3.14 The manufacturer provided additional analyses relating to the cost effectiveness of using rituximab for induction and maintenance compared with the use of rituximab for maintenance only, as requested by the Committee. All the following ICERs relate to the comparison of these two treatment strategies only. Changing the cost for administration and aggregating post-progression treatment costs as suggested by the ERG (see 3.11) and using the original four-arm model (see 3.6 and 3.7) increased the ICER to £24,161 per QALY gained. Excluding the event-free period when fitting the Weibull model (see 3.12) decreased the ICER to £21,379 per QALY gained. However, with the event-free period excluded, the exponential model gave the best fit and resulted in an ICER of £16,183 per QALY gained. When the proportional hazards assumption was relaxed and the Weibull functions were fitted independently with the event-free period excluded (see 3.12), the ICER decreased to £15,775 per QALY gained. One-way sensitivity analysis showed that these ICERs were sensitive to the assumed time horizon and duration of benefit. A time horizon of 4 years increased the ICERs to above £56,000 per QALY gained, and reducing the duration of treatment benefit to 3 years increased the ICERs to £24,000–£34,200 per QALY gained, depending on the survival model used.
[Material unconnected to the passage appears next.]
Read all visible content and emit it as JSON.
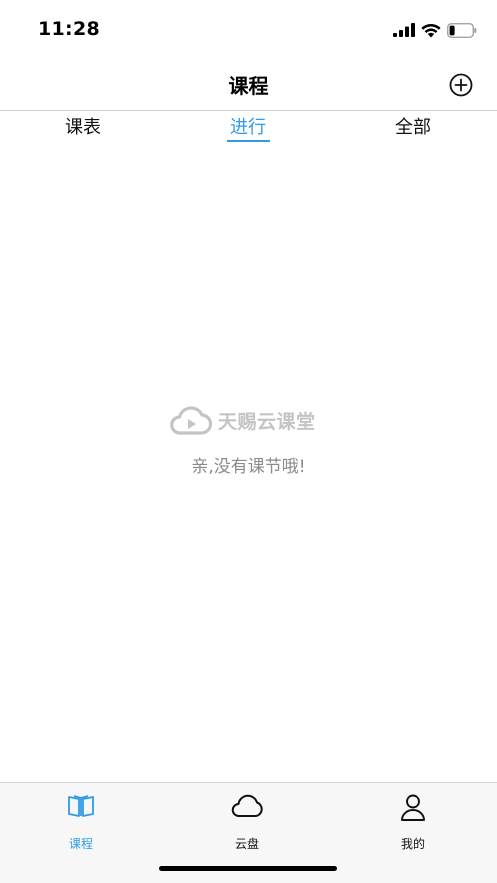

A probabilistic sensitivity analysis was conducted with the scenario that resulted in a deterministic ICER of £21,379, and this suggested that, at a threshold above £18,700, the use of rituximab for induction and maintenance had the greatest probability of being the most cost-effective option.
3.15 Full details of all the evidence are in the manufacturer's submission and the ERG report.